“This collection includes seven novellas drawn from a variety of times during Holmes’ career. The letter by Dr. Watson that precedes the stories explains that these tales were not told earlier for a variety of reasons but mostly to prevent further harm to the victims. There seems to be no common thread or theme among the tales included.
‘The Adventure of the Poisoned Affair’ tells of Holmes’ involvement, at the request of the new widow, in the investigation of an apparent suicide by poison. Anomalies at the scene convince Holmes that the ‘suicide’ is actually a murder. ‘The Adventure of the Yellow Handkerchief’ leads Holmes and Watson into the world of Thuggee. Inspector Lestrade asks Holmes to help with a series of murders that are otherwise unrelated except for yellow handkerchiefs left at the scenes. The story also presents a selection of other potential clients and their problems.

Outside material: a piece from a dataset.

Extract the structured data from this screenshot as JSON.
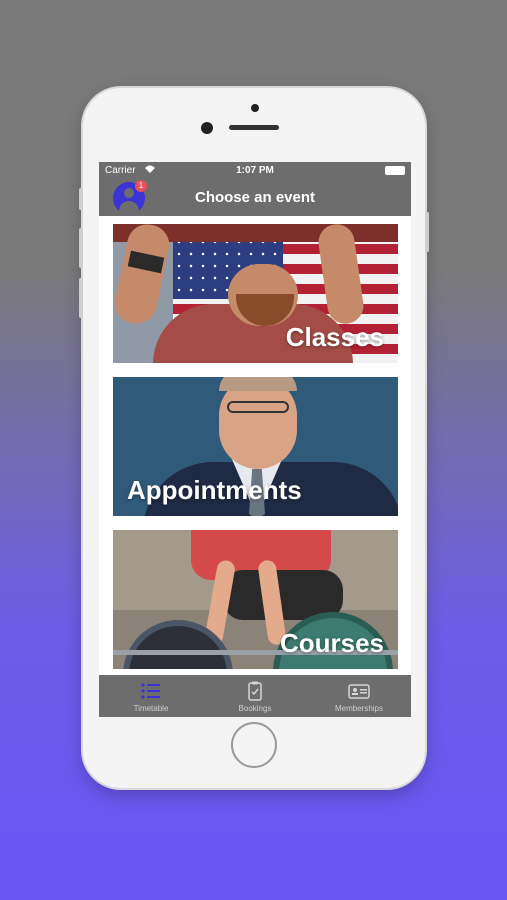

‘The Adventure of the Haunted Hotel’ presents a mystery with its roots firmly placed in the past. Holmes and Watson are faced with hatreds and superstitions based on a pirate raid carried out at the beginning of the Eighteenth Century. The solution requires drastic action and careful planning. ‘The Adventure of the Acquitted Client’ details a well-organized and executed scam based on common legal practice in Victorian England. Again, the solution calls for a great deal of planning and active detective work.
‘The Adventure of St. Mary’s Murder’ has Holmes called in to help the local police on another series of murders. Attractive young women are being murdered and left in churches in the Manchester area. There seems to be no connection except the youth and attractiveness of the victims. Holmes and Watson manage to identify and trap the monster responsible, along with evidence to convict for multiple murders. ‘The Adventure of the Diamond Jubilee’ has Inspector Lestrade seeking Holmes’ help in dealing with an apparent threat by Muslim extremists against the Queen at Her Diamond Jubilee. A resurrected Moriarty seems to be at the base of this problem and Holmes must persuade the Queen to accept his advice and control of events in order to ensure Her safety.
The final story, ‘The Solved Problem’, rewrites some elements of ‘The Empty House’ and reveals the details of the death of Mary Morstan Watson. In addition, the elements of the renewed Moriarty presence mentioned in earlier stories is explained and examined. Many elements of this tale are quite personal and painful for Watson and telling it is difficult and revealing.
This book was fairly well edited. I found only a couple of spelling errors, but there were a number of homonym errors. For example, writing ‘past’ for ‘passed’ and visa-versa occurred several times, along with various, similar errors. There were also odd errors in subject/predicate agreement and a few other such problems. Another problem for Sherlockians is the difference between these tales and those from the Canon. I cannot put my finger on the stylistic details, for Watson is kept thoroughly in the dark by Holmes, but the difference is one of taste and viewpoint, so don’t look for new Canonical tales. On the other hand, these are interesting and puzzling mysteries and the author worked to recreate the world of The Canon.”
The Untold Adventures of Sherlock Holmes is available from all good bookstores including in the USA Barnes and Noble and Amazon , in the UK Amazon and Waterstones and fans outside US and UK can get free delivery from Book Depository. In ebook format it is in Kindle, iTunes, Kobo and Nook.